Following her own experience of alcoholism and her journey into recovery, Noreen Oliver MBE founded the BAC (Burton Addiction Centre) O’Connor centres in Staffordshire. She has extensive experience in the field of rehabilitation and integrated services. Over the last 14 years, she has developed a Recovery Community in Staffordshire which has received numerous awards, and rehabilitated thousands of individuals and families, from detoxification through to independent living and into employment. In 2011 she became the first woman to be named an Honorary Freewoman of the Borough of East Staffordshire. Noreen was an Olympic Torch bearer in 2012 as recognition for her work to both raise the profile of and address drug and alcohol issues. Noreen is chair and founder of the Recovery Group UK and co-chair of The Recovery Partnership, which reports directly to The Inter-Ministerial group on Drugs. She is also founder of the O’Connor Gateway Charitable Trust, which in September 2011 opened Langan’s Tea Rooms, a social enterprise and training centre located in the heart of Burton on Trent. As of 2013 Noreen is also a member of the CVLS Honours Committee.
Cara has been working at the CSJ since September 2008, during which time she managed the Fundraising Team for four years and served as the Deputy Director for three years. Cara currently acts as a consultant to the CSJ focusing primarily on strategy and development. Cara has also been a member of the Board of Directors since 2014.
Prior to joining the CSJ, Cara worked at the Stockholm Network, a pan-European think tank, where she was Head of Media and Communications. Cara started out her career working as Iain Duncan Smith’s Constituency Secretary when he was Leader of the Opposition. Following this, Cara toured the UK as part of Michael Howard’s General Election campaign team in 2005.

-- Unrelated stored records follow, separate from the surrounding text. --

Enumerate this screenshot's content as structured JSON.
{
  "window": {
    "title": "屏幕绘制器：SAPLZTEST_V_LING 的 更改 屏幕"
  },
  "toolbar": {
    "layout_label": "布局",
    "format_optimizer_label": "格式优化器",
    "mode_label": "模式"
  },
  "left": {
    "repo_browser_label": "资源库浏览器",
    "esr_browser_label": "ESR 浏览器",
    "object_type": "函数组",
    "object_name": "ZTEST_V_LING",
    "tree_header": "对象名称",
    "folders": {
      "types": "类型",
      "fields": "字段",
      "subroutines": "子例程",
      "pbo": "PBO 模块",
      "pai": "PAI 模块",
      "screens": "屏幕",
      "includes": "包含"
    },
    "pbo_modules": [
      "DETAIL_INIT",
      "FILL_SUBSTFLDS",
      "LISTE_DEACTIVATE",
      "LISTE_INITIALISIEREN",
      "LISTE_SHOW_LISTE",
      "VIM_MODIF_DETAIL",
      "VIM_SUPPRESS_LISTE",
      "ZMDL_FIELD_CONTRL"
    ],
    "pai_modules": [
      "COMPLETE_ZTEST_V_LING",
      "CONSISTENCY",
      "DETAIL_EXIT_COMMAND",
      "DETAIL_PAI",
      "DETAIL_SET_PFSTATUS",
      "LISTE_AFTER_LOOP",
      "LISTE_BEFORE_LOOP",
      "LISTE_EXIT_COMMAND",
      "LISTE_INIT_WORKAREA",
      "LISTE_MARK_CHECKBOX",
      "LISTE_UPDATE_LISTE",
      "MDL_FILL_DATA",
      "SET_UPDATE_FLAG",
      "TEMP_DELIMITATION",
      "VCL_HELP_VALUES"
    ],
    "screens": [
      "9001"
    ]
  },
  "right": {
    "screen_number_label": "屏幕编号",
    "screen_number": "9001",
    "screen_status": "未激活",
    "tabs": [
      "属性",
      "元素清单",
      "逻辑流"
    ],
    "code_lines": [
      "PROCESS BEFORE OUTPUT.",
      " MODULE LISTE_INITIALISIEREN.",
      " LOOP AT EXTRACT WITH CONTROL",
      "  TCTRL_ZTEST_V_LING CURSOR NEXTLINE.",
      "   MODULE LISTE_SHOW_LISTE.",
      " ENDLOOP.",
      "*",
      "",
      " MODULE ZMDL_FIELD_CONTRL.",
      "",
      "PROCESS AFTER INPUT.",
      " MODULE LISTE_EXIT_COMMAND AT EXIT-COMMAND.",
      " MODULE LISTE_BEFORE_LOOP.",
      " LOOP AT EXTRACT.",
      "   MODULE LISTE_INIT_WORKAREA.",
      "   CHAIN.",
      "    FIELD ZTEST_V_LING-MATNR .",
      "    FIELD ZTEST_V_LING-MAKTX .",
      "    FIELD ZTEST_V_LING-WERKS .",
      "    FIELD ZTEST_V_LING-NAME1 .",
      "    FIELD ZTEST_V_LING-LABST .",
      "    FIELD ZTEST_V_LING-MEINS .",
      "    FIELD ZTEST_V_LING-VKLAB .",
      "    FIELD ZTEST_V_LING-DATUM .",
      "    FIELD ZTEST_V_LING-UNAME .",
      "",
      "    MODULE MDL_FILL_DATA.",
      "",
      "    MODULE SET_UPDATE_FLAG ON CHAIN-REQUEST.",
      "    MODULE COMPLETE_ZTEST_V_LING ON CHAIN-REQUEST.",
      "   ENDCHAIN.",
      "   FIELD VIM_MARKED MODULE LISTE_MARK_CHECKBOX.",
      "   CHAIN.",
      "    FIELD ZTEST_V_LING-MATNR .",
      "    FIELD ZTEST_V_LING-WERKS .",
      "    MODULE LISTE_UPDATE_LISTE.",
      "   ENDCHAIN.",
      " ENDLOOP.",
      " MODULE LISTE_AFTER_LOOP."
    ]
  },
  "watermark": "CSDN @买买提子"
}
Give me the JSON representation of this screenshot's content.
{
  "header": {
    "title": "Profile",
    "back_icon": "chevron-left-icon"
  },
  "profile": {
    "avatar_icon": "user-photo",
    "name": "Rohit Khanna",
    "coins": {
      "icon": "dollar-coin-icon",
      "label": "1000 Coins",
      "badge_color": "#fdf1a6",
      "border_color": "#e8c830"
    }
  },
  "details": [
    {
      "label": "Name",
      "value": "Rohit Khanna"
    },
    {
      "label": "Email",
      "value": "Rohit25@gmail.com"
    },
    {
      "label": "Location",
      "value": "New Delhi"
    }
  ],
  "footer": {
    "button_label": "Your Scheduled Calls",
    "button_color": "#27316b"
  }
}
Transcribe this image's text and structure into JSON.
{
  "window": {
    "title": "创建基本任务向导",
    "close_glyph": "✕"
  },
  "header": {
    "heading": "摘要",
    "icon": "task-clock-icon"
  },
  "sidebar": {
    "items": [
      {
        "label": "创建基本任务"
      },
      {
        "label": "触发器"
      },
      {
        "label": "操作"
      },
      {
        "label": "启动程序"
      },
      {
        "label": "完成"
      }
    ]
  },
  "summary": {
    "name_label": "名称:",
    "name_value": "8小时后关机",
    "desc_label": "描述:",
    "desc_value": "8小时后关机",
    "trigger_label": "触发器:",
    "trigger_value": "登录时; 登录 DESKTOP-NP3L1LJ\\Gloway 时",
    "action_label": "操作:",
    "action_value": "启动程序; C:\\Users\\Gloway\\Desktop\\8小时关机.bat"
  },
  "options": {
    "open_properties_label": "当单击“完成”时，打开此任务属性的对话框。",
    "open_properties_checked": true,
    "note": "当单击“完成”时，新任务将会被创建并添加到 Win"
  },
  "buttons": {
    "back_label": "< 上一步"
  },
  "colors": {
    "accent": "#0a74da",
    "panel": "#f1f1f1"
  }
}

Cara has a strong interest in tackling social breakdown and improving broken communities. She also acts as a pro bono consultant to a number of charitable causes. She graduated from Bristol University in 2002 with a 2:1 in Ancient History.